§ Work required
Which lines in the records below contain the word "with"? Copy each of them.

§ Source material
★ ★ ★

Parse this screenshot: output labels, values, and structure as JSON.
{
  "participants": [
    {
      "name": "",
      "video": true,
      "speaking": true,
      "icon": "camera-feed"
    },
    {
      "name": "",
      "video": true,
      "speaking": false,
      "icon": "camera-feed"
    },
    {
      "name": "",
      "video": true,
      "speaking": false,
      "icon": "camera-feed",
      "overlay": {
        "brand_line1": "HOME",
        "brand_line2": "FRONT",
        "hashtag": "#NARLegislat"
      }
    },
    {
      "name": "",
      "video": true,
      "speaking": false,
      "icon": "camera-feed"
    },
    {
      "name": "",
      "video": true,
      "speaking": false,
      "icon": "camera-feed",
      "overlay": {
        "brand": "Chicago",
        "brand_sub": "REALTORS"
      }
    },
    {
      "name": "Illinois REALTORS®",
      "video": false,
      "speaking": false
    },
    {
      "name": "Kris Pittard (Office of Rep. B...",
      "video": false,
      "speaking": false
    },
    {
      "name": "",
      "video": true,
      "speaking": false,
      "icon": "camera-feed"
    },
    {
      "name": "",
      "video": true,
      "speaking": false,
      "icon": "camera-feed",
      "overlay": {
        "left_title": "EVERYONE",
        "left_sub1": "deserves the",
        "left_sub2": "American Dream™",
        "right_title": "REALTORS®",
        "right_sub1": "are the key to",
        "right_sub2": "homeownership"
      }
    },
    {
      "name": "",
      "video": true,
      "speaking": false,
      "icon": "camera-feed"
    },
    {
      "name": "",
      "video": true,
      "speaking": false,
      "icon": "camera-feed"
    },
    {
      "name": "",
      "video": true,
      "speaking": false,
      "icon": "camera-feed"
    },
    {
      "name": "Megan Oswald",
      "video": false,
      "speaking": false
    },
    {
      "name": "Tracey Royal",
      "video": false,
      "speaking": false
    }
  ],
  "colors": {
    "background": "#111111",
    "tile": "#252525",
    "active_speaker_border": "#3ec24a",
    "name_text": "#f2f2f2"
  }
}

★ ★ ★

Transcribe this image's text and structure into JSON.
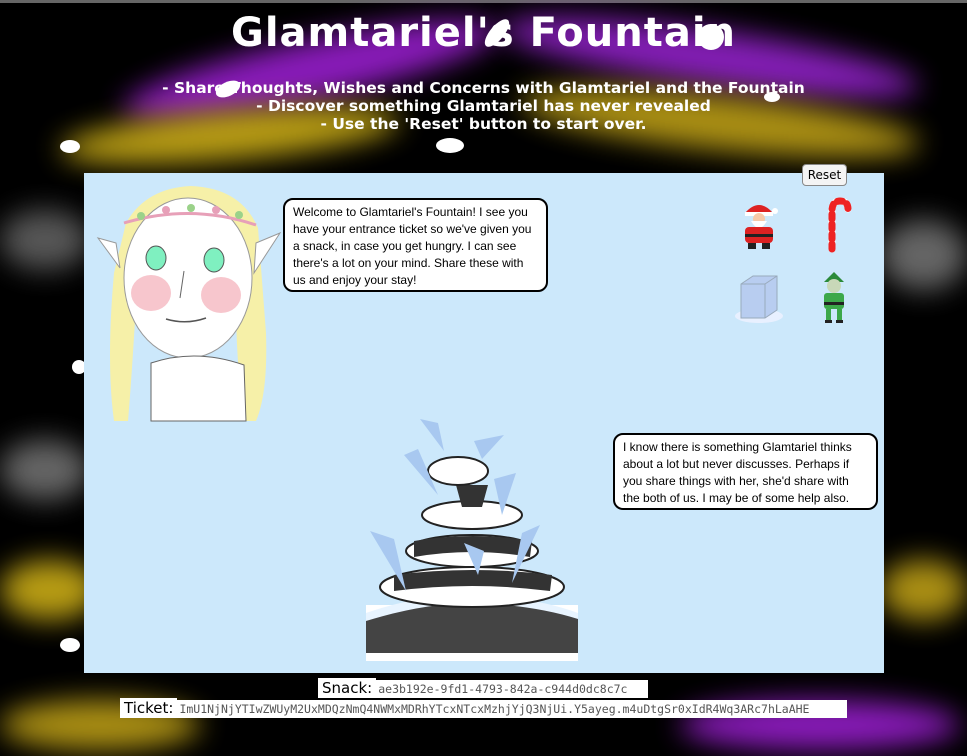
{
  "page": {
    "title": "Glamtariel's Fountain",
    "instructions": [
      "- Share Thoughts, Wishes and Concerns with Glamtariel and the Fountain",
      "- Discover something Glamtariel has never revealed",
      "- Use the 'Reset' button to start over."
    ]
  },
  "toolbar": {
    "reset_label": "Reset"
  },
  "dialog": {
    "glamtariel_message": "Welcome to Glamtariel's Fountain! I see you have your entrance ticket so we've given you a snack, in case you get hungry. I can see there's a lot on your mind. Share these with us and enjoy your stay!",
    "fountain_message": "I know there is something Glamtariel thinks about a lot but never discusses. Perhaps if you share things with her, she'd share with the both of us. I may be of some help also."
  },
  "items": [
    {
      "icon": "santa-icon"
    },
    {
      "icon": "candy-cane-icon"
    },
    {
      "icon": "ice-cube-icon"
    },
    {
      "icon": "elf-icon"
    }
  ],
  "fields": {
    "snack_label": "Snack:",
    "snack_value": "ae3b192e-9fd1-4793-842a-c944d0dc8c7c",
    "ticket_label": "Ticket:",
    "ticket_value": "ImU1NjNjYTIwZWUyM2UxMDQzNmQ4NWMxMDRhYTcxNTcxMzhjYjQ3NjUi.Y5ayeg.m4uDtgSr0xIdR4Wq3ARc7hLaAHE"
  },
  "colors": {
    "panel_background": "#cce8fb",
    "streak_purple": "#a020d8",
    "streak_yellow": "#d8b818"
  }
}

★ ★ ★

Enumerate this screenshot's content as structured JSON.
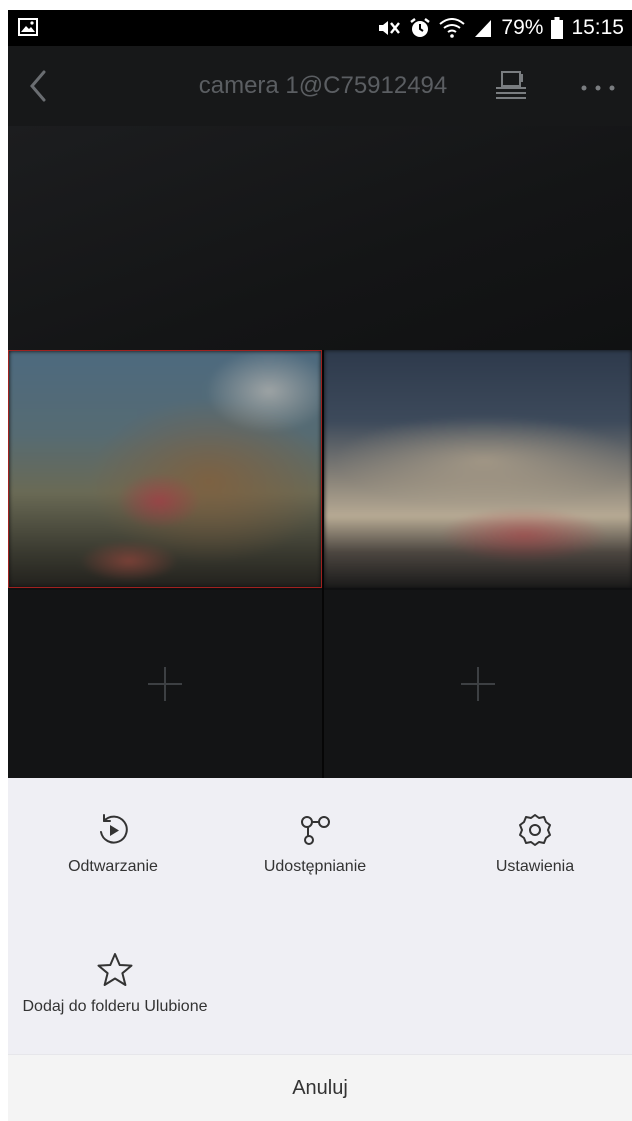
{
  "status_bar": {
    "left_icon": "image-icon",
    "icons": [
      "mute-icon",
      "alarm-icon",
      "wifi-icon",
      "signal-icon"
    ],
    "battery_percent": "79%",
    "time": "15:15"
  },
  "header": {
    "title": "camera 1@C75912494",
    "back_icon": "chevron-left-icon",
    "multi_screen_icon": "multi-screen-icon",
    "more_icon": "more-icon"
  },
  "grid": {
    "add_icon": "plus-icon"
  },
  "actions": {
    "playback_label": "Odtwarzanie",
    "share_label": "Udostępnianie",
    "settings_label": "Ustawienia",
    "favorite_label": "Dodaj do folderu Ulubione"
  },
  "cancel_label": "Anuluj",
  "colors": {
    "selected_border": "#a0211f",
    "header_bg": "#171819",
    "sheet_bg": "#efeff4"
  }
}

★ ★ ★

§ The answer
      "- Share Thoughts, Wishes and Concerns with Glamtariel and the Fountain",
    "glamtariel_message": "Welcome to Glamtariel's Fountain! I see you have your entrance ticket so we've given you a snack, in case you get hungry. I can see there's a lot on your mind. Share these with us and enjoy your stay!",
    "fountain_message": "I know there is something Glamtariel thinks about a lot but never discusses. Perhaps if you share things with her, she'd share with the both of us. I may be of some help also."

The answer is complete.